DUBAI // Khalil al Jedaili lost his legs during Israel's attack on Gaza in 2009, when he and 10 other family members ran to his grandmother's house for shelter. One of his brothers was killed and Khalil was buried under the rubble of the house.
However, Khalil did not allow this physical challenge to impede his ambitions.
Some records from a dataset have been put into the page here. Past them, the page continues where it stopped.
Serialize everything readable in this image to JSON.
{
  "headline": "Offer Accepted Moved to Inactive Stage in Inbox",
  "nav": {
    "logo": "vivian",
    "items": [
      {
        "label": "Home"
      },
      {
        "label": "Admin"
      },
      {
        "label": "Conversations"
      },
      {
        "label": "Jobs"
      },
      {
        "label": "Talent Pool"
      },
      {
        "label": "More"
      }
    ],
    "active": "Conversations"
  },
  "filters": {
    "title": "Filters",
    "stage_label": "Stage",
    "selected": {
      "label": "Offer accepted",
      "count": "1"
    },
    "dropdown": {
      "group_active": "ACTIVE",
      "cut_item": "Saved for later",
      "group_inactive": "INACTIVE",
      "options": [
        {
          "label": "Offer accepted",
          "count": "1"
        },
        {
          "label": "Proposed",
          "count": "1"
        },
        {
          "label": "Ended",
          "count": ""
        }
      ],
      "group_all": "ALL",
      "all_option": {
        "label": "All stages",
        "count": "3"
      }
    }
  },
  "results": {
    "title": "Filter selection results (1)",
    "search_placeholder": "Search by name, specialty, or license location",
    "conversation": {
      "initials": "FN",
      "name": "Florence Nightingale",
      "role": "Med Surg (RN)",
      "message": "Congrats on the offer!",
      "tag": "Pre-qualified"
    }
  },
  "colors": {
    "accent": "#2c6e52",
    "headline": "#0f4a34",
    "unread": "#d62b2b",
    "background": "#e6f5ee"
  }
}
The young man is the first Arab double amputee to receive a diving certification and spends time in the coral reefs of the Gulf making underwater discoveries.
His recovery was possible because the Palestine Children's Relief Fund (PCRF), a non-profit volunteer organisation, sent Khalil to Dubai for treatment last March.
Rama Chakaki, the national co-ordinator for the UAE chapter, cited Khalil's story as one of many accomplishments that can be credited to the fund and its volunteers.
Together with Steve Sosebee, the fund's founder, Ms Chakaki called on members of the audience at the PCRF 2011 volunteer kick-off in Al Quoz at the weekend to lend a helping hand to the organisation's cause, which is to provide children diagnosed with serious illnesses with treatment that they cannot receive in the West Bank and Gaza Strip.
Mr Sosebee said that buying the tickets and getting the children to the hospital is the easy part.
"Taking care of the children and making sure they are receiving their follow-up treatments is all a very difficult process that requires the hard work and support of our volunteers," he said. "Our success depends on them."
Volunteers also include internationally qualified doctors, who provide their services at no charge.
"Our focus in 2011 is to send more teams than we did last year," Mr Sosebee said. Last year, the fund ran 60 missions and treated more than 2,000 children.
The UAE has been the fund's most active chapter, with 51 children treated for serious illnesses in the last four years, including orthopaedic surgeries and eye implants, in Dubai and Abu Dhabi. In 2010 alone, 10 children were treated.
Overall, the relief fund has provided medical services valued at $100m.
Plans for this year, Mr Sosebee said, include a 13-bedroom paediatric oncology centre, which will be part of Al Hussein Hospital in the West Bank.
But alongside the work of treatment and construction, people are needed to support patients and their families.
"We can complain about the occupation, we can demand change and resist in a peaceful manner, which we should, but we have to do what we can now to have an impact on people's lives," Mr Sosebee said."It's not enough to talk, we have to act."